Task instructions
Hunt through the lines below for the string "Psychrometric" and copy each one that has it.

=== Section Start ===

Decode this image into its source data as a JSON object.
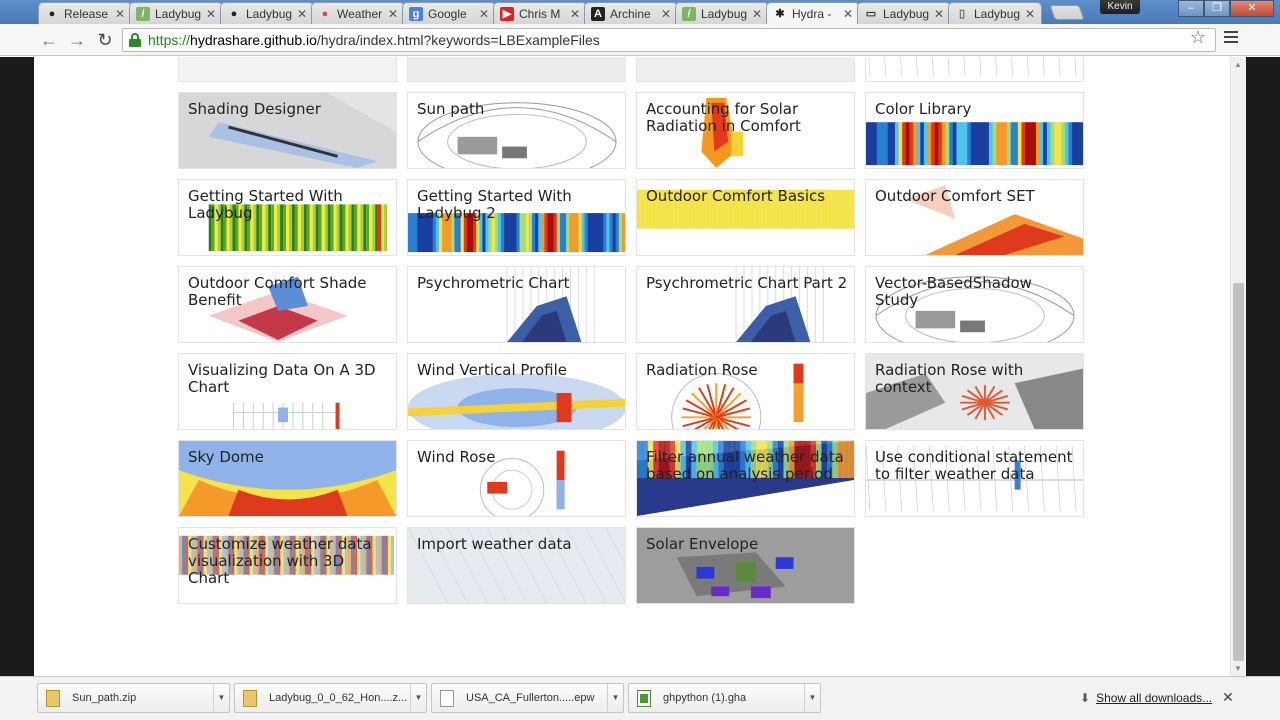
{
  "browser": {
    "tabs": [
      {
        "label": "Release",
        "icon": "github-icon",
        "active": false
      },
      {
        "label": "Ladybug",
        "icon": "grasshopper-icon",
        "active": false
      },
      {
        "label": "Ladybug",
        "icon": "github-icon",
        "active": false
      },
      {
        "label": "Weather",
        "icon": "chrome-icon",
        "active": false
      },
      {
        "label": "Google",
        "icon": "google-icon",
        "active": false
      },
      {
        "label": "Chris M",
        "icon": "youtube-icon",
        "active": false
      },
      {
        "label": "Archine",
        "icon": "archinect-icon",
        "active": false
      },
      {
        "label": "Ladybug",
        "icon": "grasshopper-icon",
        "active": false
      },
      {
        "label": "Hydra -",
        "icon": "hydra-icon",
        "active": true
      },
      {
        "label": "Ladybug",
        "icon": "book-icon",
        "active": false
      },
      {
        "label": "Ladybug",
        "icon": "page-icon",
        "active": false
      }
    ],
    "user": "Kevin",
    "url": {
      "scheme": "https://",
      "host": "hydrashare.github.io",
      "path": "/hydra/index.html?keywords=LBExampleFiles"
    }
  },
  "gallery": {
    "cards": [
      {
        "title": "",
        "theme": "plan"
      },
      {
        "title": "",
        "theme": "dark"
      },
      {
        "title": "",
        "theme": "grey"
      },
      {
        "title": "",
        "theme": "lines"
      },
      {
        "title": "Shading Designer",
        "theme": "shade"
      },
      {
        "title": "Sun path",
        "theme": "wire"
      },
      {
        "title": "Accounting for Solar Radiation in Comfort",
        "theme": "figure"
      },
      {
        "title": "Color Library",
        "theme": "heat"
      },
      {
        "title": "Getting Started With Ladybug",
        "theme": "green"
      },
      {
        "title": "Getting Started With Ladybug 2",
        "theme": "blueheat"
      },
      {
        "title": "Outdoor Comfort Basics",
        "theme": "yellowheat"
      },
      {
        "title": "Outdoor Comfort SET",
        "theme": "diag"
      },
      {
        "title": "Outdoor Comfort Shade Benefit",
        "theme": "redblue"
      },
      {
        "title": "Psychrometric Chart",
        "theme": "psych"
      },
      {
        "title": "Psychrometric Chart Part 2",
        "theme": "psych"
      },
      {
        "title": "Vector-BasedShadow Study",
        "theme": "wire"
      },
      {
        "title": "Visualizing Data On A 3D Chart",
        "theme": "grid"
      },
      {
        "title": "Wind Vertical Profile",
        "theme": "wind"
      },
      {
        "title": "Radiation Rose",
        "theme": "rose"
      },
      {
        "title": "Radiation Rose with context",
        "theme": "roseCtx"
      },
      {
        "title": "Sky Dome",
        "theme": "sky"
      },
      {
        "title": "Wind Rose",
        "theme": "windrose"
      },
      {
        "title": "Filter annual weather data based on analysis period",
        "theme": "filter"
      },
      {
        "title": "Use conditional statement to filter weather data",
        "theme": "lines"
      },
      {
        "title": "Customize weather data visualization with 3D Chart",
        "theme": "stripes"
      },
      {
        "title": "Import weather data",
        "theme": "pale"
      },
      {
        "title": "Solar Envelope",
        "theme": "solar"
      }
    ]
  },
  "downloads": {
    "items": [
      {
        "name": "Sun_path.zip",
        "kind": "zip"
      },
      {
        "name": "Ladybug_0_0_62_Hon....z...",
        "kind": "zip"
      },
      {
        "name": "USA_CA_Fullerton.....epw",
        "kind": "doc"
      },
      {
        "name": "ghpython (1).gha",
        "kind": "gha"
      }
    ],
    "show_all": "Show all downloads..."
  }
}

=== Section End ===

Result for this task
        "title": "Psychrometric Chart",
        "title": "Psychrometric Chart Part 2",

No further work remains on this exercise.